--- Data extracts Enclosed Below ---

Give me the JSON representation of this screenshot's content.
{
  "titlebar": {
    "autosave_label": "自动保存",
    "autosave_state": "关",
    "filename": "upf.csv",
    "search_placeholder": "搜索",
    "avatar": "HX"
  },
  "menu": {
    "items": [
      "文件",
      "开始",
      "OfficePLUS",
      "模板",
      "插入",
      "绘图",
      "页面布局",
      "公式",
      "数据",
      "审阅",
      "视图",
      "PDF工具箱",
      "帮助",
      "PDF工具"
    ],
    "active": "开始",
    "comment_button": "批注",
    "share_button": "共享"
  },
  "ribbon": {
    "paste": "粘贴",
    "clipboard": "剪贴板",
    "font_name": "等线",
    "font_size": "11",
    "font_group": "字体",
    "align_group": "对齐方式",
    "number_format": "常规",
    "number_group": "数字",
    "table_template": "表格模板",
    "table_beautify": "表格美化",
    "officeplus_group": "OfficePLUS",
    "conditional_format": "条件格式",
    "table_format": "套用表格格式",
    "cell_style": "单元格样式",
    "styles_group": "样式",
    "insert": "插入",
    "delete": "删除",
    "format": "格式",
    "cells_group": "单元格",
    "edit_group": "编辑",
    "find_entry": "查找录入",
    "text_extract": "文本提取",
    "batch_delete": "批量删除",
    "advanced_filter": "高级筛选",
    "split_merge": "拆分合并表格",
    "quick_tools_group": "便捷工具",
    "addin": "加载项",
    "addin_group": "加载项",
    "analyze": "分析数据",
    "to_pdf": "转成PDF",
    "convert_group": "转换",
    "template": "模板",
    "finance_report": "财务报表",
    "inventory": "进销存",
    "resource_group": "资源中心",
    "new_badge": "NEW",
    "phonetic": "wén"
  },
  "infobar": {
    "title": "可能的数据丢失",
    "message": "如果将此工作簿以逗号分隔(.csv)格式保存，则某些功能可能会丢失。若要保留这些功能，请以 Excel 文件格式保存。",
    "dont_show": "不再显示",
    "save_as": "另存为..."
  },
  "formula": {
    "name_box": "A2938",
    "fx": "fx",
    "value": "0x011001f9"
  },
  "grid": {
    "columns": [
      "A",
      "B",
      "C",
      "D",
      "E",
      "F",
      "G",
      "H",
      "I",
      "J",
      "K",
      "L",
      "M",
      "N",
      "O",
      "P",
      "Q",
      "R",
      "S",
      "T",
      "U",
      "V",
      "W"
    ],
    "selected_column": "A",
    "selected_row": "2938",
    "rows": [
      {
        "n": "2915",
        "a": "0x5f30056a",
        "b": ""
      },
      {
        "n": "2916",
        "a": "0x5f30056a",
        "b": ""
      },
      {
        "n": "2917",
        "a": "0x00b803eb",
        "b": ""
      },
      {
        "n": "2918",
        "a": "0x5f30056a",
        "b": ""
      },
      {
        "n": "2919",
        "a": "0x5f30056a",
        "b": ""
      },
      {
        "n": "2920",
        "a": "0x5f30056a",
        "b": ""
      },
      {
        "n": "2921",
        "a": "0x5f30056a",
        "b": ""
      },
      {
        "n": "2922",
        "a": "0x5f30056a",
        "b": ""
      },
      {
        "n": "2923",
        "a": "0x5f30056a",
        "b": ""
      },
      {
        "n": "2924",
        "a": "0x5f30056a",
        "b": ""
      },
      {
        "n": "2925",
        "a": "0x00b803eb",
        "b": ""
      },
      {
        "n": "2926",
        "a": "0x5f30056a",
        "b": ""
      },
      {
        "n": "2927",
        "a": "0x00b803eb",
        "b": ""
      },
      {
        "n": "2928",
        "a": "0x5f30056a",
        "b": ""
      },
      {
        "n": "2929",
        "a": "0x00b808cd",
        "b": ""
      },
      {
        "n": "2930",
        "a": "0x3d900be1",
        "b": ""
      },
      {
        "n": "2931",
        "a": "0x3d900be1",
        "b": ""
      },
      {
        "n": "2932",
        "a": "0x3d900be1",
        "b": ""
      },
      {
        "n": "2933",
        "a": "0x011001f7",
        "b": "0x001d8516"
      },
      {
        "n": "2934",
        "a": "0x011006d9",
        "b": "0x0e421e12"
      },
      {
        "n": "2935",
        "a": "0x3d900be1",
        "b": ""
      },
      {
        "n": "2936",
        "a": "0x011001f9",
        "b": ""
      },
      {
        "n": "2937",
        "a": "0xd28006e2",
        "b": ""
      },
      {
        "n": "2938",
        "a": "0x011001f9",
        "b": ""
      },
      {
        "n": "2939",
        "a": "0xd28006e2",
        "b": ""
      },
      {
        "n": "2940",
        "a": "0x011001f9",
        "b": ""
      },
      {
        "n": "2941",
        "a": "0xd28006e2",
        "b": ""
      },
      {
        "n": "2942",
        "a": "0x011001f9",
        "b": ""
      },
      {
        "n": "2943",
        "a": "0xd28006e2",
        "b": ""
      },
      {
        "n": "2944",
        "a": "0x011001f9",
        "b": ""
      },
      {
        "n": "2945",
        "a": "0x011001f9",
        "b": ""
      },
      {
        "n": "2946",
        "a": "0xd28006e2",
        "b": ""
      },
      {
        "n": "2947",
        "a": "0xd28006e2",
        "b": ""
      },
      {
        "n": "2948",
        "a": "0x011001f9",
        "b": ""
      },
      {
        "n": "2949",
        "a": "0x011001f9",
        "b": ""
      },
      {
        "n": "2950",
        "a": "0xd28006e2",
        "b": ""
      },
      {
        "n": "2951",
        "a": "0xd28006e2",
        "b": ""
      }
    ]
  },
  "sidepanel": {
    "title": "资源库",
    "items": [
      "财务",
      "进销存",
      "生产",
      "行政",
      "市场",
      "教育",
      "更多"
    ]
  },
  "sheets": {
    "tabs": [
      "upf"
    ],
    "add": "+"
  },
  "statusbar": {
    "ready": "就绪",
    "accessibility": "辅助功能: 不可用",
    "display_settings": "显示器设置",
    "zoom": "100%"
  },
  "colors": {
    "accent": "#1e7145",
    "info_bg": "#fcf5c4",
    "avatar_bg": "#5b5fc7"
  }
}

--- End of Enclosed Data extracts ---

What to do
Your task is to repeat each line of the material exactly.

Task answer
Give me the JSON representation of this screenshot's content.
{
  "titlebar": {
    "autosave_label": "自动保存",
    "autosave_state": "关",
    "filename": "upf.csv",
    "search_placeholder": "搜索",
    "avatar": "HX"
  },
  "menu": {
    "items": [
      "文件",
      "开始",
      "OfficePLUS",
      "模板",
      "插入",
      "绘图",
      "页面布局",
      "公式",
      "数据",
      "审阅",
      "视图",
      "PDF工具箱",
      "帮助",
      "PDF工具"
    ],
    "active": "开始",
    "comment_button": "批注",
    "share_button": "共享"
  },
  "ribbon": {
    "paste": "粘贴",
    "clipboard": "剪贴板",
    "font_name": "等线",
    "font_size": "11",
    "font_group": "字体",
    "align_group": "对齐方式",
    "number_format": "常规",
    "number_group": "数字",
    "table_template": "表格模板",
    "table_beautify": "表格美化",
    "officeplus_group": "OfficePLUS",
    "conditional_format": "条件格式",
    "table_format": "套用表格格式",
    "cell_style": "单元格样式",
    "styles_group": "样式",
    "insert": "插入",
    "delete": "删除",
    "format": "格式",
    "cells_group": "单元格",
    "edit_group": "编辑",
    "find_entry": "查找录入",
    "text_extract": "文本提取",
    "batch_delete": "批量删除",
    "advanced_filter": "高级筛选",
    "split_merge": "拆分合并表格",
    "quick_tools_group": "便捷工具",
    "addin": "加载项",
    "addin_group": "加载项",
    "analyze": "分析数据",
    "to_pdf": "转成PDF",
    "convert_group": "转换",
    "template": "模板",
    "finance_report": "财务报表",
    "inventory": "进销存",
    "resource_group": "资源中心",
    "new_badge": "NEW",
    "phonetic": "wén"
  },
  "infobar": {
    "title": "可能的数据丢失",
    "message": "如果将此工作簿以逗号分隔(.csv)格式保存，则某些功能可能会丢失。若要保留这些功能，请以 Excel 文件格式保存。",
    "dont_show": "不再显示",
    "save_as": "另存为..."
  },
  "formula": {
    "name_box": "A2938",
    "fx": "fx",
    "value": "0x011001f9"
  },
  "grid": {
    "columns": [
      "A",
      "B",
      "C",
      "D",
      "E",
      "F",
      "G",
      "H",
      "I",
      "J",
      "K",
      "L",
      "M",
      "N",
      "O",
      "P",
      "Q",
      "R",
      "S",
      "T",
      "U",
      "V",
      "W"
    ],
    "selected_column": "A",
    "selected_row": "2938",
    "rows": [
      {
        "n": "2915",
        "a": "0x5f30056a",
        "b": ""
      },
      {
        "n": "2916",
        "a": "0x5f30056a",
        "b": ""
      },
      {
        "n": "2917",
        "a": "0x00b803eb",
        "b": ""
      },
      {
        "n": "2918",
        "a": "0x5f30056a",
        "b": ""
      },
      {
        "n": "2919",
        "a": "0x5f30056a",
        "b": ""
      },
      {
        "n": "2920",
        "a": "0x5f30056a",
        "b": ""
      },
      {
        "n": "2921",
        "a": "0x5f30056a",
        "b": ""
      },
      {
        "n": "2922",
        "a": "0x5f30056a",
        "b": ""
      },
      {
        "n": "2923",
        "a": "0x5f30056a",
        "b": ""
      },
      {
        "n": "2924",
        "a": "0x5f30056a",
        "b": ""
      },
      {
        "n": "2925",
        "a": "0x00b803eb",
        "b": ""
      },
      {
        "n": "2926",
        "a": "0x5f30056a",
        "b": ""
      },
      {
        "n": "2927",
        "a": "0x00b803eb",
        "b": ""
      },
      {
        "n": "2928",
        "a": "0x5f30056a",
        "b": ""
      },
      {
        "n": "2929",
        "a": "0x00b808cd",
        "b": ""
      },
      {
        "n": "2930",
        "a": "0x3d900be1",
        "b": ""
      },
      {
        "n": "2931",
        "a": "0x3d900be1",
        "b": ""
      },
      {
        "n": "2932",
        "a": "0x3d900be1",
        "b": ""
      },
      {
        "n": "2933",
        "a": "0x011001f7",
        "b": "0x001d8516"
      },
      {
        "n": "2934",
        "a": "0x011006d9",
        "b": "0x0e421e12"
      },
      {
        "n": "2935",
        "a": "0x3d900be1",
        "b": ""
      },
      {
        "n": "2936",
        "a": "0x011001f9",
        "b": ""
      },
      {
        "n": "2937",
        "a": "0xd28006e2",
        "b": ""
      },
      {
        "n": "2938",
        "a": "0x011001f9",
        "b": ""
      },
      {
        "n": "2939",
        "a": "0xd28006e2",
        "b": ""
      },
      {
        "n": "2940",
        "a": "0x011001f9",
        "b": ""
      },
      {
        "n": "2941",
        "a": "0xd28006e2",
        "b": ""
      },
      {
        "n": "2942",
        "a": "0x011001f9",
        "b": ""
      },
      {
        "n": "2943",
        "a": "0xd28006e2",
        "b": ""
      },
      {
        "n": "2944",
        "a": "0x011001f9",
        "b": ""
      },
      {
        "n": "2945",
        "a": "0x011001f9",
        "b": ""
      },
      {
        "n": "2946",
        "a": "0xd28006e2",
        "b": ""
      },
      {
        "n": "2947",
        "a": "0xd28006e2",
        "b": ""
      },
      {
        "n": "2948",
        "a": "0x011001f9",
        "b": ""
      },
      {
        "n": "2949",
        "a": "0x011001f9",
        "b": ""
      },
      {
        "n": "2950",
        "a": "0xd28006e2",
        "b": ""
      },
      {
        "n": "2951",
        "a": "0xd28006e2",
        "b": ""
      }
    ]
  },
  "sidepanel": {
    "title": "资源库",
    "items": [
      "财务",
      "进销存",
      "生产",
      "行政",
      "市场",
      "教育",
      "更多"
    ]
  },
  "sheets": {
    "tabs": [
      "upf"
    ],
    "add": "+"
  },
  "statusbar": {
    "ready": "就绪",
    "accessibility": "辅助功能: 不可用",
    "display_settings": "显示器设置",
    "zoom": "100%"
  },
  "colors": {
    "accent": "#1e7145",
    "info_bg": "#fcf5c4",
    "avatar_bg": "#5b5fc7"
  }
}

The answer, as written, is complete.